New York Times columnist Nicholas Kristof is leaving his job as he continues to consider running for governor of Oregon, where he grew up. He has been on leave since June, when he first revealed his interest in the run.
“Some news: I’m leaving a job I love,” he tweeted simply on Thursday.
In a statement released by the organization, he said, “This has been my dream job, even with malaria, a plane crash in Congo and periodic arrests abroad for committing journalism. Yet here I am, resigning — very reluctantly.”
The Times announced his departure in a piece outlining his 37 years with the paper and his plans to pursue a political career.
He told a local reporter that his friends have been “trying to convince” him that the state needs new lawmakers “from outside the broken political system” in July.
“I’m honestly interested in what my fellow Oregonians have to say about that,” he added during his interview with Portland-based Willamette Week.
Kristof, who won Pulitzer Prizes in International Reporting in 1990 and Commentary in 2006, would be running as a Democrat.
“All I know for sure is that we need someone with leadership and vision so that folks from all over the state can come together to get us back on track,” he said. He did not tell Willamette Week when he moved back to Oregon, though the outlet noted he’s been working on his family’s orchard in Yamhill for at least two years.

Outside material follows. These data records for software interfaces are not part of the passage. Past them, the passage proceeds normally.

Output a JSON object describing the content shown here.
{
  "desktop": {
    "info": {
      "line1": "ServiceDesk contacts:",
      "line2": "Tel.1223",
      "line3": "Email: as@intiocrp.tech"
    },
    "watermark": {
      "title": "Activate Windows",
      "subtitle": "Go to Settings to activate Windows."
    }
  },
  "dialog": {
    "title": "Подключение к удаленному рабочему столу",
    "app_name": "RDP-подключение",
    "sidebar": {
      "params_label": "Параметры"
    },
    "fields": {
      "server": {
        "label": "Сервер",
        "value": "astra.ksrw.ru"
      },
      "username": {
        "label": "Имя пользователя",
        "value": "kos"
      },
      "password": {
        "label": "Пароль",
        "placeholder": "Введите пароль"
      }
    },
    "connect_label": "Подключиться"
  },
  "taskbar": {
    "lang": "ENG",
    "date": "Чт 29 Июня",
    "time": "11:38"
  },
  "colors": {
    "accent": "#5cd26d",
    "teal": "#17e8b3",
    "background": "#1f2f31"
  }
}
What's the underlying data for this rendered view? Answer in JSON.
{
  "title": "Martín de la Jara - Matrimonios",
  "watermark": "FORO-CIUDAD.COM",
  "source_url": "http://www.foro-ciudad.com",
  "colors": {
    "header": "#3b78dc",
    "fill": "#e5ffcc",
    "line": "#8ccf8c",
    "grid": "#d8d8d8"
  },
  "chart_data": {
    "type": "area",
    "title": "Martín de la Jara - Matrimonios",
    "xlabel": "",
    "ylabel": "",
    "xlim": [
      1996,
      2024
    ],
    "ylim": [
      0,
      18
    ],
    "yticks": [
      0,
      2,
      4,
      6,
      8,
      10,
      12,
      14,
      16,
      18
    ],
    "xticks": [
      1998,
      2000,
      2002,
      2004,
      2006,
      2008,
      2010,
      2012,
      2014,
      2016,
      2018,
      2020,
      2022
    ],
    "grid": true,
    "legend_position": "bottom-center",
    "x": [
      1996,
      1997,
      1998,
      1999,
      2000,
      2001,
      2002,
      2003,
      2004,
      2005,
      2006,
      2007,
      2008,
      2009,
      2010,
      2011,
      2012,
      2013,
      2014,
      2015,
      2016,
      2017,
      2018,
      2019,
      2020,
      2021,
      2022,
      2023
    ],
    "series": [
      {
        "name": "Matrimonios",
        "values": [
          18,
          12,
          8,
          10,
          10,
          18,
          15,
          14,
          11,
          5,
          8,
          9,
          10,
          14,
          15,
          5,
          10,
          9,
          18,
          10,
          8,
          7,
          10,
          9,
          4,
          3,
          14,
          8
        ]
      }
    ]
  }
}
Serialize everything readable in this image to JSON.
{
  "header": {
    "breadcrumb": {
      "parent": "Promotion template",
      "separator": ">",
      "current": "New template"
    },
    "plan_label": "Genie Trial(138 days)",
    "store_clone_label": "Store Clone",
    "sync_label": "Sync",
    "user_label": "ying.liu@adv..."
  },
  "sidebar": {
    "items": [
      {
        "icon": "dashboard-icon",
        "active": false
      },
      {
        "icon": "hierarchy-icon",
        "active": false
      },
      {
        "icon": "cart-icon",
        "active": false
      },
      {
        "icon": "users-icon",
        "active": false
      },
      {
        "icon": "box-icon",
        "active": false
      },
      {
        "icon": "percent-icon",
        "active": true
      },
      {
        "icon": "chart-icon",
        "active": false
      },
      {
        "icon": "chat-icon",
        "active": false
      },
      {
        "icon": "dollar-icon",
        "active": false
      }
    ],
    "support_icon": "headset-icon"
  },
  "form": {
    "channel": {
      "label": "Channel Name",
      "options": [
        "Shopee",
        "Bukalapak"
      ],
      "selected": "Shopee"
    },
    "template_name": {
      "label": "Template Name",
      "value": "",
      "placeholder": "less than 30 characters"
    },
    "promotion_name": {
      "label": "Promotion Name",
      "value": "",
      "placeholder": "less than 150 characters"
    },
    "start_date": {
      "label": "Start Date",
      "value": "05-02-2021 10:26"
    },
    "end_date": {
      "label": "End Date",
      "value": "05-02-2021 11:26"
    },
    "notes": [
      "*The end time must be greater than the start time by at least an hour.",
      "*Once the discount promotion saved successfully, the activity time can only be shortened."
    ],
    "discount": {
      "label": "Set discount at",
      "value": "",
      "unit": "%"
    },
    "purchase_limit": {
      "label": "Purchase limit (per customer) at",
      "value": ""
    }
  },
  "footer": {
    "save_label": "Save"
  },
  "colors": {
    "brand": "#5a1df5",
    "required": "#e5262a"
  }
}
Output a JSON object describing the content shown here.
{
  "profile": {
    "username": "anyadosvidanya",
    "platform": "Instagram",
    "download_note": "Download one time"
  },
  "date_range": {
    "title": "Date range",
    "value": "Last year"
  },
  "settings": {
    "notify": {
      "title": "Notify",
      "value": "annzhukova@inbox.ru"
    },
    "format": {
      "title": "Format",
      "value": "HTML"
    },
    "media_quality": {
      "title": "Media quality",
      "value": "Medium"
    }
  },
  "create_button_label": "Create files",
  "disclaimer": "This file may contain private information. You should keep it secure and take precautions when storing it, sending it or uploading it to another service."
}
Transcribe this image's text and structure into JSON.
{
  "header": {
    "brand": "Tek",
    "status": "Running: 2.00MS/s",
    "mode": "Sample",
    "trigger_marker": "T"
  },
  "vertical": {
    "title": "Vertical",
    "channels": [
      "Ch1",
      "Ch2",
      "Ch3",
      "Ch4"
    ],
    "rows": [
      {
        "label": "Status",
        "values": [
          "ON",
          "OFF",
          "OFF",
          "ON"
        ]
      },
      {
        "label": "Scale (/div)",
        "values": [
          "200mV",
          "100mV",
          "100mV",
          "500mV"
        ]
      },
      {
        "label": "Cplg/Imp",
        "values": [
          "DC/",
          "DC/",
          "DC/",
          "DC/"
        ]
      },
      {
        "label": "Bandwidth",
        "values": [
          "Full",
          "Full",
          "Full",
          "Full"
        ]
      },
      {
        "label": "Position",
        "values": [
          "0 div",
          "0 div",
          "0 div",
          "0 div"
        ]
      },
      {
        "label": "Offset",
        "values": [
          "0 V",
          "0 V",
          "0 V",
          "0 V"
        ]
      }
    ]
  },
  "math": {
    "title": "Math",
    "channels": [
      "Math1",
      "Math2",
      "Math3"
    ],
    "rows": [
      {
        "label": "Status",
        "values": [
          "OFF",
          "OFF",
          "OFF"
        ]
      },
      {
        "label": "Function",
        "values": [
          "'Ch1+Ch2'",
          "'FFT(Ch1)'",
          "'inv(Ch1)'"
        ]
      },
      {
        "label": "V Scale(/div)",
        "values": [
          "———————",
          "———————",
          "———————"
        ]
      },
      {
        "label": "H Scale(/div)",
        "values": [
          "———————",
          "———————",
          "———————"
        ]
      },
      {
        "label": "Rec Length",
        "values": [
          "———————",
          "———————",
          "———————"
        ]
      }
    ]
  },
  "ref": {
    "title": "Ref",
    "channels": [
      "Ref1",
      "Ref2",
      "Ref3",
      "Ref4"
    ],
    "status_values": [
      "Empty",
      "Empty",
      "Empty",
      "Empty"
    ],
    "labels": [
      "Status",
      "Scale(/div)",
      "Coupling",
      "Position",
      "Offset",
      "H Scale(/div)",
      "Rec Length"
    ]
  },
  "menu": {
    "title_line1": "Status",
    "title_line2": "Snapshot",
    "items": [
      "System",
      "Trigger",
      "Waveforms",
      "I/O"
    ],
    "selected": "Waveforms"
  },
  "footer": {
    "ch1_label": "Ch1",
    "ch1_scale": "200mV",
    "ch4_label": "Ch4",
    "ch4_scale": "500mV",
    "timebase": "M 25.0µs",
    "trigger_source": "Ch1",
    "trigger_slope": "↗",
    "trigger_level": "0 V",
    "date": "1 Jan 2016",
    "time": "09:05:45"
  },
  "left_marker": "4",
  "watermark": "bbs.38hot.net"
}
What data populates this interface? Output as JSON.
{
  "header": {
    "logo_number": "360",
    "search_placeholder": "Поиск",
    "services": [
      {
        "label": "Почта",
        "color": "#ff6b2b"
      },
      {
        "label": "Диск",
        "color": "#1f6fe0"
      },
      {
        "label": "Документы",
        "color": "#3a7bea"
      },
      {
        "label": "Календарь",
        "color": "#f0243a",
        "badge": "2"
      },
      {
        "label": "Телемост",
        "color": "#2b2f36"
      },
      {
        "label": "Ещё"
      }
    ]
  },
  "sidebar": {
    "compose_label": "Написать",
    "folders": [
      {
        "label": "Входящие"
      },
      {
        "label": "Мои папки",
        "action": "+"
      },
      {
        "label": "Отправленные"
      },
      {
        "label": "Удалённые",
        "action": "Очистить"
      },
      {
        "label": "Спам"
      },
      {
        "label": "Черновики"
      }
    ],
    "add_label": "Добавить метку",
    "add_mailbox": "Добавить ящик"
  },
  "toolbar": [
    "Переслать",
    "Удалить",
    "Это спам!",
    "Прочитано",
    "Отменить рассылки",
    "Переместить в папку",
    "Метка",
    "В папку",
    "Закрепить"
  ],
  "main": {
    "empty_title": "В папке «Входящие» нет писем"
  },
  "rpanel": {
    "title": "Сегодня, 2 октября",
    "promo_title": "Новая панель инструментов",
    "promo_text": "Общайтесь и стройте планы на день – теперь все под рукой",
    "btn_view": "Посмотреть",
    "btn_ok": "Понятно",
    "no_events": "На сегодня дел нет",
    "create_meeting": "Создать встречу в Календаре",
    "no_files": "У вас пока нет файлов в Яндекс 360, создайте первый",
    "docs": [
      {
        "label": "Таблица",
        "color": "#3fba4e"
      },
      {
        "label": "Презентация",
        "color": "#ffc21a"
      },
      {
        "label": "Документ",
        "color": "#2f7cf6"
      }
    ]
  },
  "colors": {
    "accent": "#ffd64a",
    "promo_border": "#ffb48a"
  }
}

Last year, when Willamette Week published excerpts from the book he and his wife, Sheryl WuDunn, wrote about the failures of the American dream — which heavily focused on the stories of childhood friends from Oregon who grapple with poverty and drug use — he told the publication, “This is not just a Trump problem or just a Republican problem. Both parties over 50 years have their fingerprints on policies that were disastrous for a lot of working-class Americans. Mass incarceration is one example.”